▶ _YOUR TASK_:
Give the number of lines below that contain "seconds", with no other output.

##########

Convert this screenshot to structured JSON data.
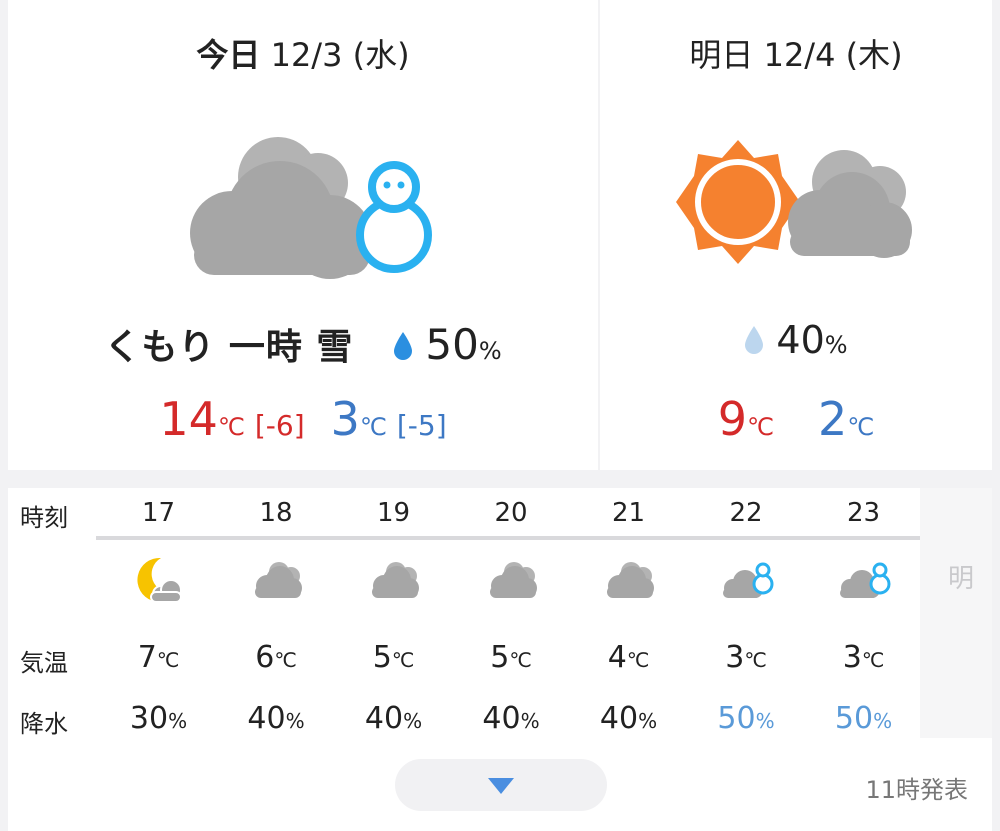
{
  "today": {
    "title_bold": "今日",
    "title_date": " 12/3 (水)",
    "condition": "くもり 一時 雪",
    "icon": "cloud-snowman-icon",
    "rain_chance": "50",
    "rain_unit": "%",
    "high": "14",
    "high_diff": "[-6]",
    "low": "3",
    "low_diff": "[-5]",
    "temp_unit": "℃"
  },
  "tomorrow": {
    "title": "明日 12/4 (木)",
    "icon": "sun-cloud-icon",
    "rain_chance": "40",
    "rain_unit": "%",
    "high": "9",
    "low": "2",
    "temp_unit": "℃"
  },
  "hourly": {
    "labels": {
      "time": "時刻",
      "temp": "気温",
      "rain": "降水"
    },
    "next_label": "明",
    "temp_unit": "℃",
    "rain_unit": "%",
    "hours": [
      {
        "hour": "17",
        "icon": "moon-cloud-icon",
        "temp": "7",
        "rain": "30"
      },
      {
        "hour": "18",
        "icon": "cloud-icon",
        "temp": "6",
        "rain": "40"
      },
      {
        "hour": "19",
        "icon": "cloud-icon",
        "temp": "5",
        "rain": "40"
      },
      {
        "hour": "20",
        "icon": "cloud-icon",
        "temp": "5",
        "rain": "40"
      },
      {
        "hour": "21",
        "icon": "cloud-icon",
        "temp": "4",
        "rain": "40"
      },
      {
        "hour": "22",
        "icon": "cloud-snowman-icon",
        "temp": "3",
        "rain": "50"
      },
      {
        "hour": "23",
        "icon": "cloud-snowman-icon",
        "temp": "3",
        "rain": "50"
      }
    ]
  },
  "footer": {
    "issued": "11時発表",
    "expand_icon": "chevron-down-icon"
  },
  "colors": {
    "high": "#d42a2a",
    "low": "#3d78c4",
    "snow_rain": "#5a9ad8",
    "sun": "#f5812f",
    "cloud": "#a6a6a6",
    "accent": "#4a8ee0"
  }
}
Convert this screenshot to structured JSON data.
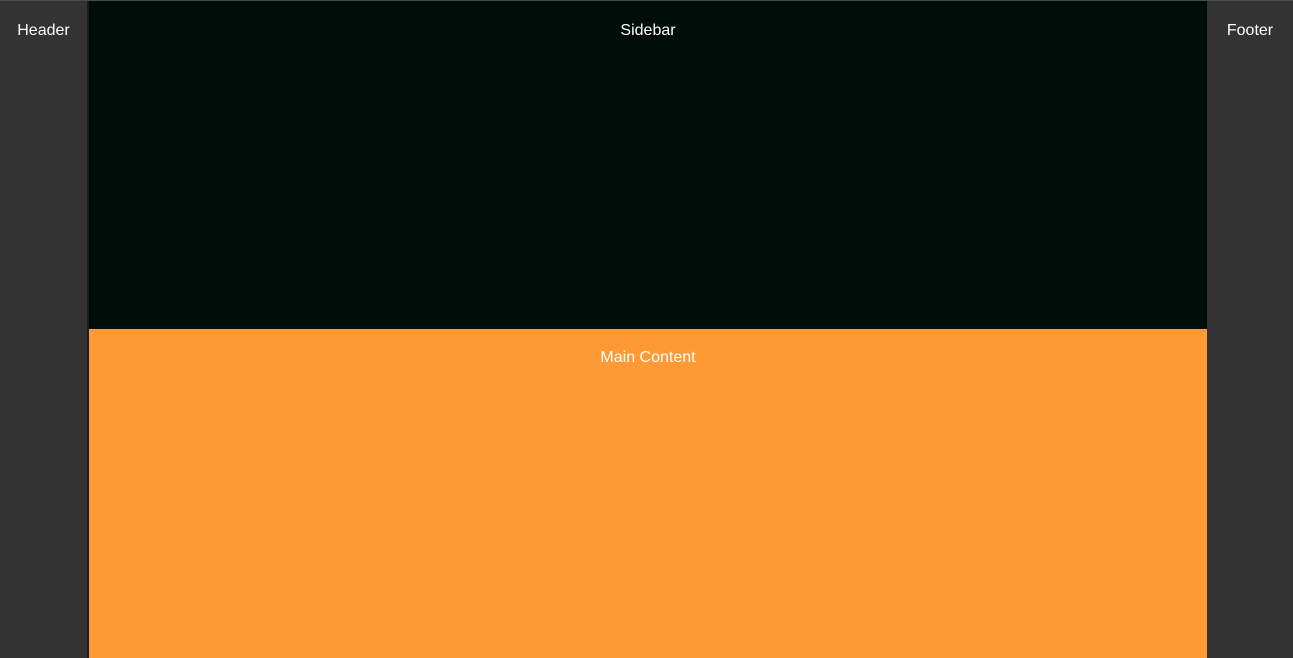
{
  "regions": {
    "header": {
      "label": "Header",
      "bg_color": "#333333"
    },
    "sidebar": {
      "label": "Sidebar",
      "bg_color": "#000d08"
    },
    "main": {
      "label": "Main Content",
      "bg_color": "#ff9933"
    },
    "footer": {
      "label": "Footer",
      "bg_color": "#333333"
    }
  }
}
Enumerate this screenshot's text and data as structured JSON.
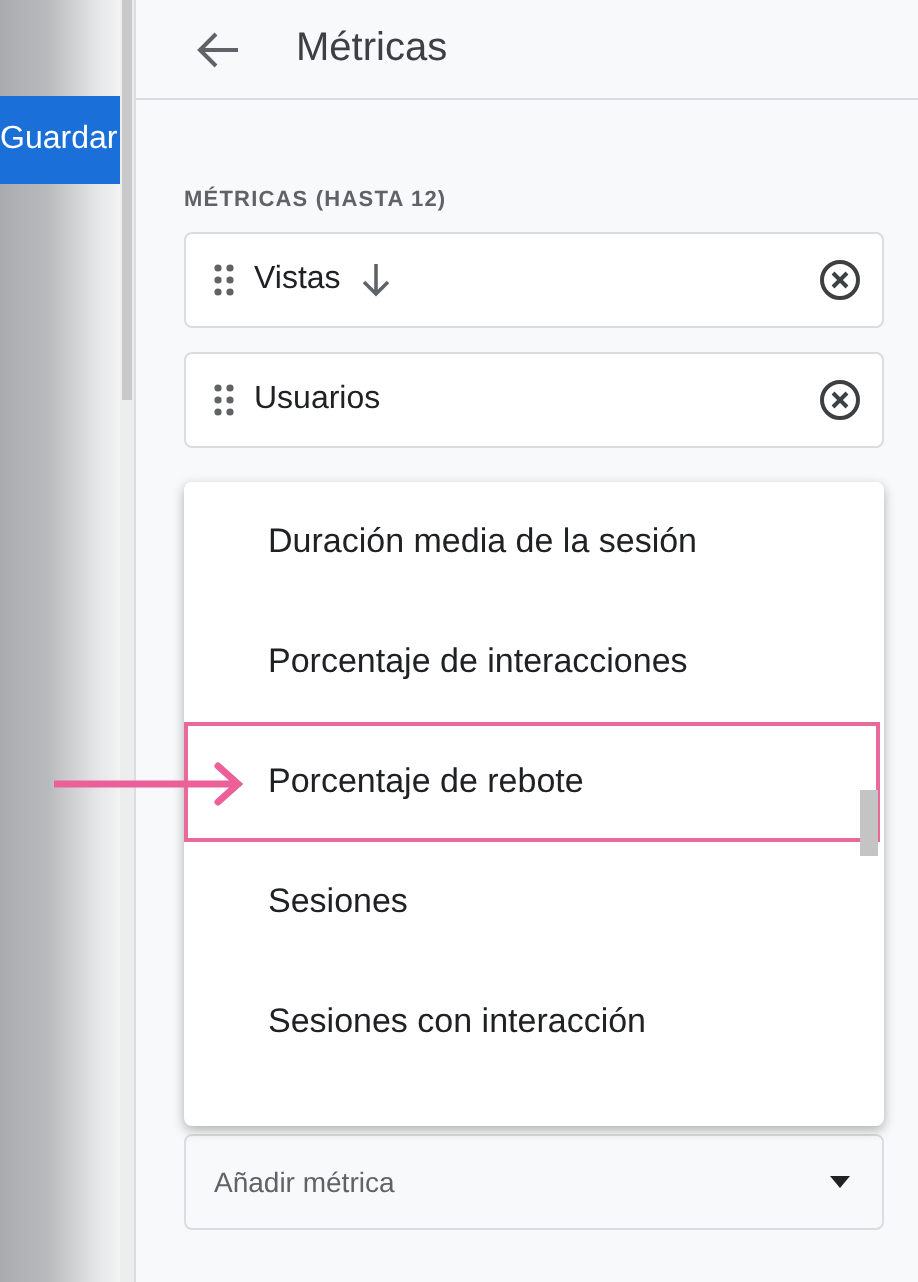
{
  "sidebar": {
    "save_button": "Guardar"
  },
  "header": {
    "title": "Métricas"
  },
  "section_label": "MÉTRICAS (HASTA 12)",
  "metrics": [
    {
      "name": "Vistas",
      "sorted": true
    },
    {
      "name": "Usuarios",
      "sorted": false
    }
  ],
  "dropdown": {
    "items": [
      {
        "label": "Duración media de la sesión",
        "highlighted": false
      },
      {
        "label": "Porcentaje de interacciones",
        "highlighted": false
      },
      {
        "label": "Porcentaje de rebote",
        "highlighted": true
      },
      {
        "label": "Sesiones",
        "highlighted": false
      },
      {
        "label": "Sesiones con interacción",
        "highlighted": false
      }
    ]
  },
  "add_field": {
    "placeholder": "Añadir métrica"
  }
}
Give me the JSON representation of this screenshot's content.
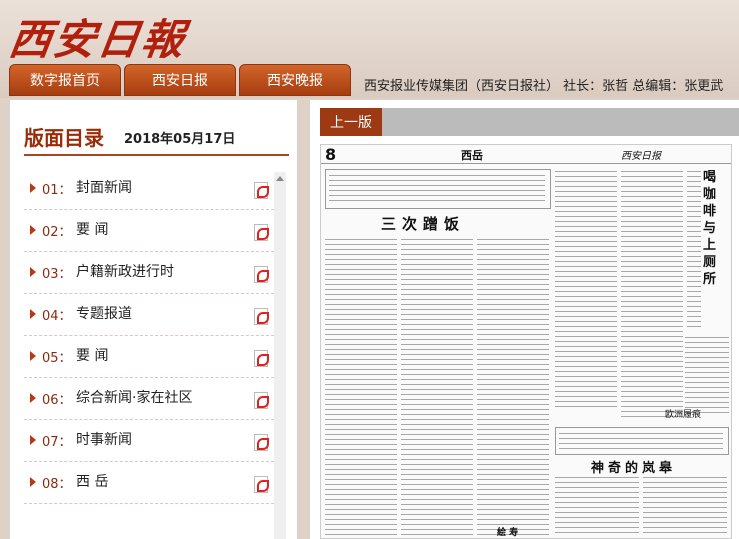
{
  "header": {
    "logo": "西安日報",
    "nav": [
      "数字报首页",
      "西安日报",
      "西安晚报"
    ],
    "credits": "西安报业传媒集团（西安日报社） 社长：张哲 总编辑：张更武"
  },
  "directory": {
    "title": "版面目录",
    "date": "2018年05月17日",
    "items": [
      {
        "num": "01：",
        "name": "封面新闻"
      },
      {
        "num": "02：",
        "name": "要 闻"
      },
      {
        "num": "03：",
        "name": "户籍新政进行时"
      },
      {
        "num": "04：",
        "name": "专题报道"
      },
      {
        "num": "05：",
        "name": "要 闻"
      },
      {
        "num": "06：",
        "name": "综合新闻·家在社区"
      },
      {
        "num": "07：",
        "name": "时事新闻"
      },
      {
        "num": "08：",
        "name": "西 岳"
      }
    ]
  },
  "viewer": {
    "prev_label": "上一版",
    "page_num": "8",
    "section": "西岳",
    "brand": "西安日报",
    "headline1": "三次蹭饭",
    "headline2": "喝咖啡与上厕所",
    "headline3": "神奇的岚皋",
    "tag1": "欧洲履痕",
    "tag2": "絵 寿"
  },
  "colors": {
    "accent": "#9d3913",
    "nav_bg": "#c4541d",
    "logo_red": "#b0200d"
  }
}
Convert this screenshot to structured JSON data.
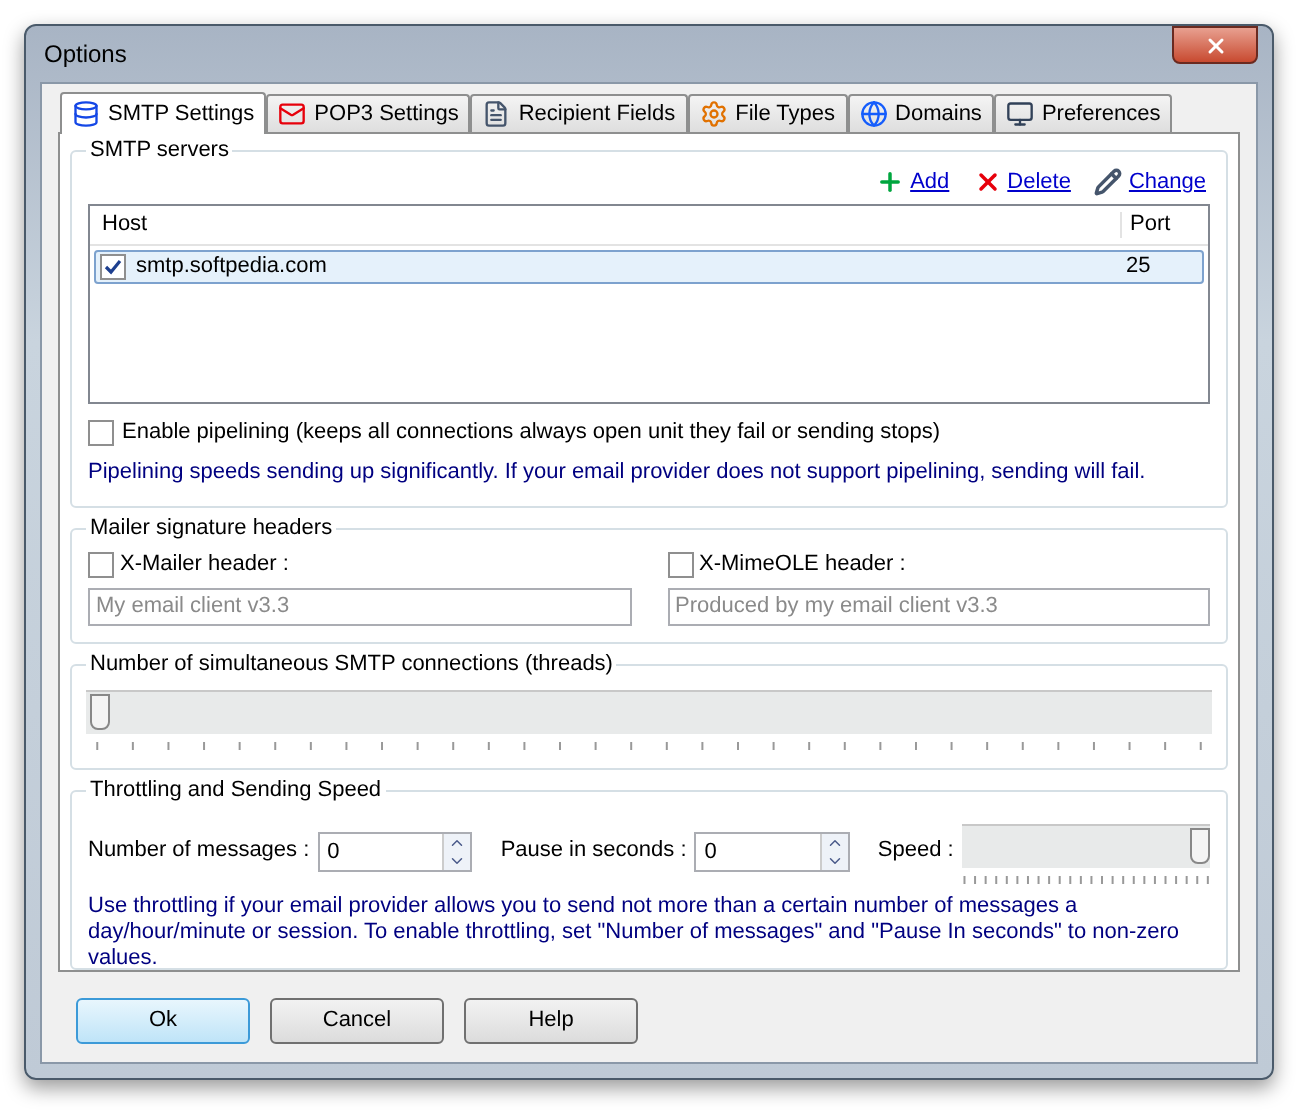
{
  "window": {
    "title": "Options"
  },
  "tabs": [
    {
      "label": "SMTP Settings",
      "selected": true
    },
    {
      "label": "POP3 Settings",
      "selected": false
    },
    {
      "label": "Recipient Fields",
      "selected": false
    },
    {
      "label": "File Types",
      "selected": false
    },
    {
      "label": "Domains",
      "selected": false
    },
    {
      "label": "Preferences",
      "selected": false
    }
  ],
  "smtp_servers": {
    "title": "SMTP servers",
    "actions": [
      {
        "label": "Add"
      },
      {
        "label": "Delete"
      },
      {
        "label": "Change"
      }
    ],
    "columns": [
      "Host",
      "Port"
    ],
    "rows": [
      {
        "host": "smtp.softpedia.com",
        "port": "25",
        "checked": true,
        "selected": true
      }
    ],
    "pipelining": {
      "label": "Enable pipelining (keeps all connections always open unit they fail or sending stops)",
      "checked": false
    },
    "note": "Pipelining speeds sending up significantly. If your email provider does not support pipelining, sending will fail."
  },
  "mailer_headers": {
    "title": "Mailer signature headers",
    "items": [
      {
        "label": "X-Mailer header :",
        "checked": false,
        "placeholder": "My email client v3.3"
      },
      {
        "label": "X-MimeOLE header :",
        "checked": false,
        "placeholder": "Produced by my email client v3.3"
      }
    ]
  },
  "threads": {
    "title": "Number of simultaneous SMTP connections (threads)",
    "level": 0
  },
  "throttling": {
    "title": "Throttling and Sending Speed",
    "messages": {
      "label": "Number of messages :",
      "value": "0"
    },
    "pause": {
      "label": "Pause in seconds :",
      "value": "0"
    },
    "speed": {
      "label": "Speed :",
      "level": 1
    },
    "note": "Use throttling if your email provider allows you to send not more than a certain number of messages a day/hour/minute or session. To enable throttling, set \"Number of messages\" and \"Pause In seconds\" to non-zero values."
  },
  "buttons": [
    {
      "label": "Ok",
      "default": true
    },
    {
      "label": "Cancel",
      "default": false
    },
    {
      "label": "Help",
      "default": false
    }
  ]
}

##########

▶ _WRITTEN ANSWER_:
2